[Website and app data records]
----

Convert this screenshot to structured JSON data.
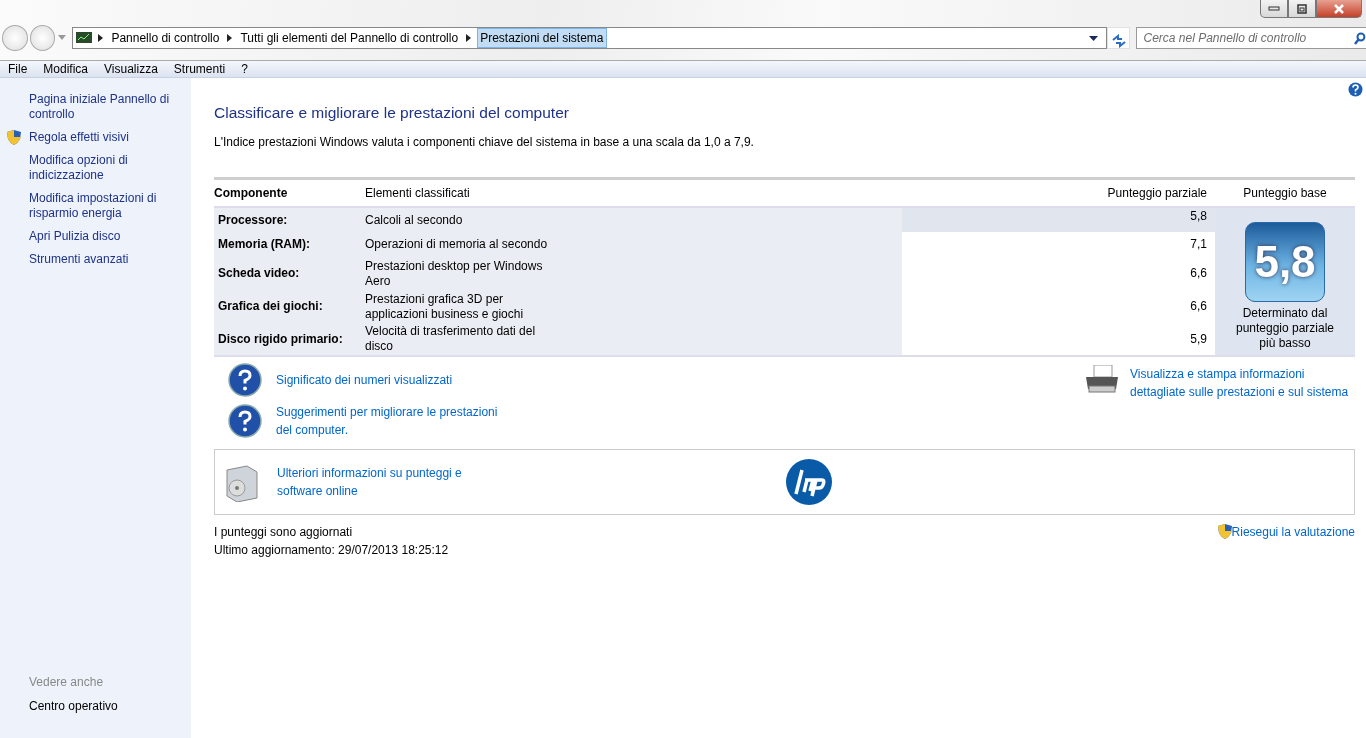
{
  "address_bar": {
    "breadcrumbs": [
      "Pannello di controllo",
      "Tutti gli elementi del Pannello di controllo",
      "Prestazioni del sistema"
    ],
    "search_placeholder": "Cerca nel Pannello di controllo"
  },
  "menu": [
    "File",
    "Modifica",
    "Visualizza",
    "Strumenti",
    "?"
  ],
  "sidebar": {
    "items": [
      {
        "label": "Pagina iniziale Pannello di controllo",
        "shield": false
      },
      {
        "label": "Regola effetti visivi",
        "shield": true
      },
      {
        "label": "Modifica opzioni di indicizzazione",
        "shield": false
      },
      {
        "label": "Modifica impostazioni di risparmio energia",
        "shield": false
      },
      {
        "label": "Apri Pulizia disco",
        "shield": false
      },
      {
        "label": "Strumenti avanzati",
        "shield": false
      }
    ],
    "see_also_heading": "Vedere anche",
    "see_also": [
      "Centro operativo"
    ]
  },
  "content": {
    "title": "Classificare e migliorare le prestazioni del computer",
    "description": "L'Indice prestazioni Windows valuta i componenti chiave del sistema in base a una scala da 1,0 a 7,9.",
    "table": {
      "columns": [
        "Componente",
        "Elementi classificati",
        "Punteggio parziale",
        "Punteggio base"
      ],
      "rows": [
        {
          "component": "Processore:",
          "rated": "Calcoli al secondo",
          "subscore": "5,8",
          "lowest": true
        },
        {
          "component": "Memoria (RAM):",
          "rated": "Operazioni di memoria al secondo",
          "subscore": "7,1",
          "lowest": false
        },
        {
          "component": "Scheda video:",
          "rated": "Prestazioni desktop per Windows Aero",
          "subscore": "6,6",
          "lowest": false
        },
        {
          "component": "Grafica dei giochi:",
          "rated": "Prestazioni grafica 3D per applicazioni business e giochi",
          "subscore": "6,6",
          "lowest": false
        },
        {
          "component": "Disco rigido primario:",
          "rated": "Velocità di trasferimento dati del disco",
          "subscore": "5,9",
          "lowest": false
        }
      ],
      "base_score": "5,8",
      "base_note": "Determinato dal punteggio parziale più basso"
    },
    "help_links": [
      "Significato dei numeri visualizzati",
      "Suggerimenti per migliorare le prestazioni del computer."
    ],
    "print_link": "Visualizza e stampa informazioni dettagliate sulle prestazioni e sul sistema",
    "online_link": "Ulteriori informazioni su punteggi e software online",
    "status": [
      "I punteggi sono aggiornati",
      "Ultimo aggiornamento: 29/07/2013 18:25:12"
    ],
    "rerun_link": "Riesegui la valutazione"
  }
}
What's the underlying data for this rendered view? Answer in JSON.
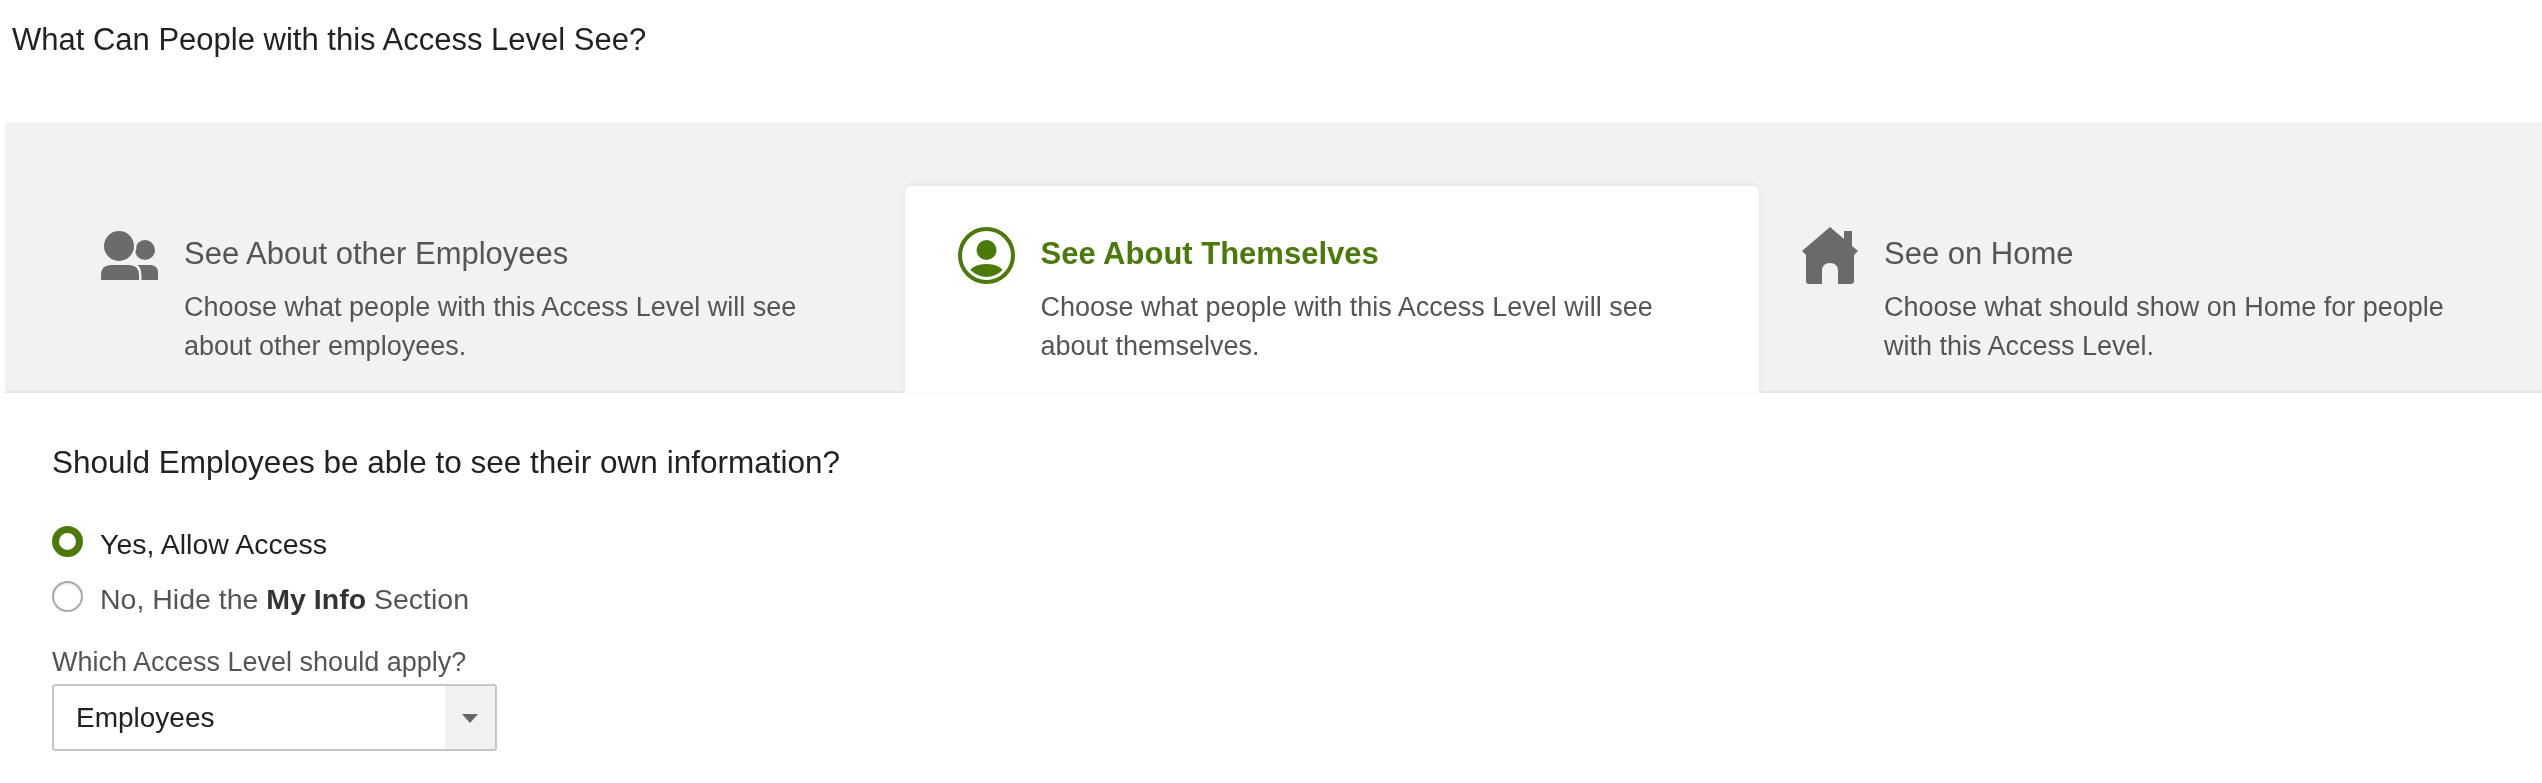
{
  "page": {
    "title": "What Can People with this Access Level See?"
  },
  "tabs": [
    {
      "kind": "people",
      "title": "See About other Employees",
      "description": "Choose what people with this Access Level will see about other employees.",
      "selected": false
    },
    {
      "kind": "person",
      "title": "See About Themselves",
      "description": "Choose what people with this Access Level will see about themselves.",
      "selected": true
    },
    {
      "kind": "home",
      "title": "See on Home",
      "description": "Choose what should show on Home for people with this Access Level.",
      "selected": false
    }
  ],
  "question": {
    "label": "Should Employees be able to see their own information?",
    "options": [
      {
        "label": "Yes, Allow Access",
        "selected": true
      },
      {
        "label": "No, Hide the **My Info** Section",
        "selected": false
      }
    ]
  },
  "access_level": {
    "label": "Which Access Level should apply?",
    "value": "Employees"
  }
}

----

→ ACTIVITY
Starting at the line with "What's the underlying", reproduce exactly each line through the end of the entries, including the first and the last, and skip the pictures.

→ REPLY TO THE EXERCISE
What's the underlying data for this rendered view? Answer in JSON.
{
  "page": {
    "title": "What Can People with this Access Level See?"
  },
  "tabs": [
    {
      "kind": "people",
      "title": "See About other Employees",
      "description": "Choose what people with this Access Level will see about other employees.",
      "selected": false
    },
    {
      "kind": "person",
      "title": "See About Themselves",
      "description": "Choose what people with this Access Level will see about themselves.",
      "selected": true
    },
    {
      "kind": "home",
      "title": "See on Home",
      "description": "Choose what should show on Home for people with this Access Level.",
      "selected": false
    }
  ],
  "question": {
    "label": "Should Employees be able to see their own information?",
    "options": [
      {
        "label": "Yes, Allow Access",
        "selected": true
      },
      {
        "label": "No, Hide the **My Info** Section",
        "selected": false
      }
    ]
  },
  "access_level": {
    "label": "Which Access Level should apply?",
    "value": "Employees"
  }
}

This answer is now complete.